You wouldn’t be the first person to suggest to me that we drop the part of the worship service where we gather the offering. After all, it can take up to five minutes – if the deacons or ushers simply had baskets by the door into which people could drop their money as they exit, we could add something more meaningful to the worship service. (Or just be out the door sooner.) It doesn’t seem like the most effective use of time, does it?
I, however, believe that gathering the offerings every Sunday is a very effective use of time. It is effective in reminding me that everything I have comes from God. The old hymn still rings true:
“We give Thee but Thine own,
whate’re the gift may be;
all that we have is Thine alone,
a trust, O Lord, from Thee.”
I need this constant reminder in a world that wants me to believe it’s my talent, effort, connections, or just dumb luck that brings me what I have instead of seeing God’s providing hand in it all. The reality is that I’m giving to God something that’s already His.
I also need the offering to help me practice acting the way God does towards me – generously. Reflecting the One we follow, Christians are called not to first of all be go-getters but go-givers (as Lee. C Camp reminds me in Mere Discipleship), and Sunday’s offering is one consistent place I can practice that. It reminds and equips me to continue behaving that way as I walk away from the worship service and into the week even if the culture surrounding me makes me feel it’s counter-intuitive or even foolish to let go of that money.
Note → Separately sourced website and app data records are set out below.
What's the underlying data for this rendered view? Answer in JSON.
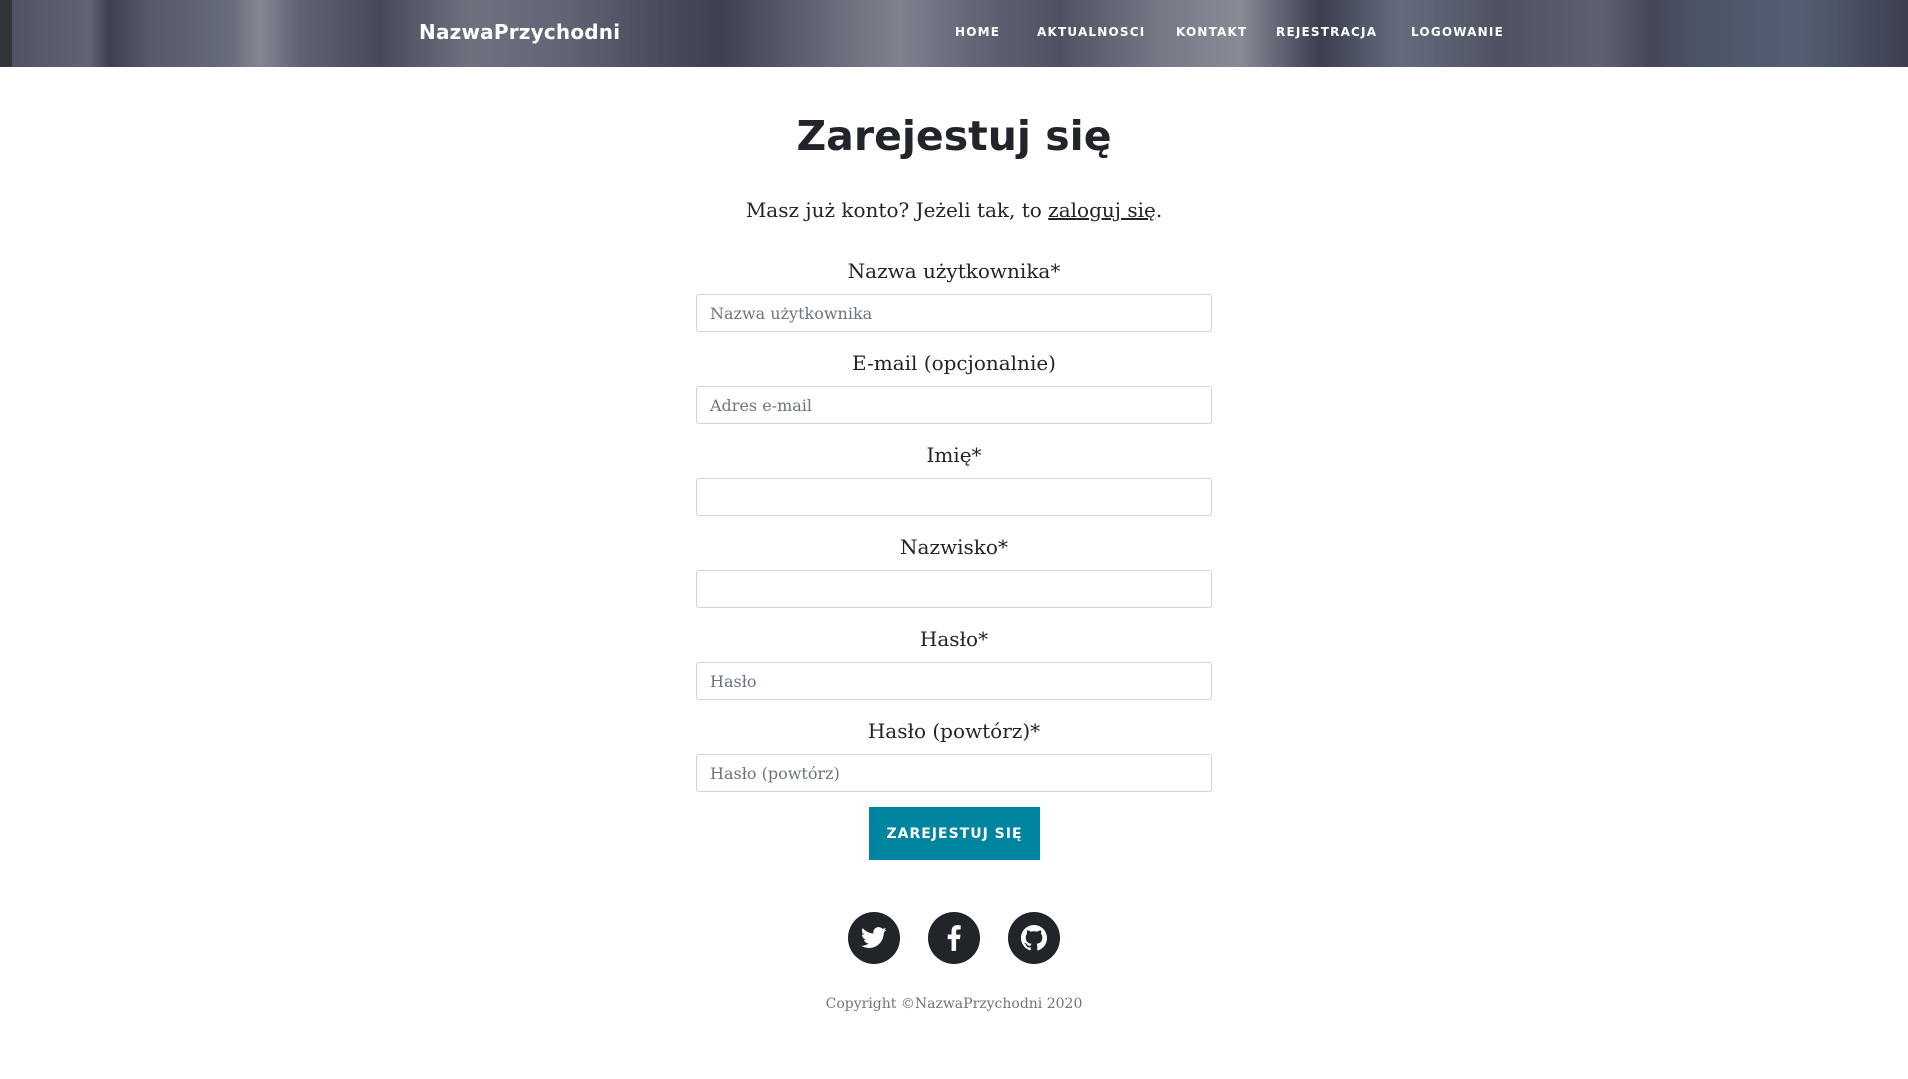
{
  "header": {
    "brand": "NazwaPrzychodni",
    "nav": [
      {
        "label": "HOME"
      },
      {
        "label": "AKTUALNOSCI"
      },
      {
        "label": "KONTAKT"
      },
      {
        "label": "REJESTRACJA"
      },
      {
        "label": "LOGOWANIE"
      }
    ]
  },
  "main": {
    "title": "Zarejestuj się",
    "subtitle_prefix": "Masz już konto? Jeżeli tak, to ",
    "subtitle_link": "zaloguj się",
    "subtitle_suffix": ".",
    "fields": [
      {
        "label": "Nazwa użytkownika*",
        "placeholder": "Nazwa użytkownika",
        "value": ""
      },
      {
        "label": "E-mail (opcjonalnie)",
        "placeholder": "Adres e-mail",
        "value": ""
      },
      {
        "label": "Imię*",
        "placeholder": "",
        "value": ""
      },
      {
        "label": "Nazwisko*",
        "placeholder": "",
        "value": ""
      },
      {
        "label": "Hasło*",
        "placeholder": "Hasło",
        "value": ""
      },
      {
        "label": "Hasło (powtórz)*",
        "placeholder": "Hasło (powtórz)",
        "value": ""
      }
    ],
    "submit_label": "ZAREJESTUJ SIĘ"
  },
  "footer": {
    "social": [
      {
        "icon": "twitter-icon"
      },
      {
        "icon": "facebook-icon"
      },
      {
        "icon": "github-icon"
      }
    ],
    "copyright": "Copyright ©NazwaPrzychodni 2020"
  },
  "colors": {
    "accent": "#0085a1",
    "text": "#212529",
    "muted": "#6c757d",
    "social_bg": "#212529"
  }
}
I’d also argue that the offering is one of the more “practical” moments in the service where I put faith into action. The Worship Sourcebook describes it well: Giving to the offering “helps us connect our adoration for God with our life of discipleship” (p. 241). It prompts me to discern what other gifts God is inviting me generously return to Him and share with others – gifts of time, possessions, energy, and love. What’s more, the offering is a token or symbol for how I want to offer to God all of me.
God may very well use a 5-minute offering to help me remember this everyday stuff and put it into action.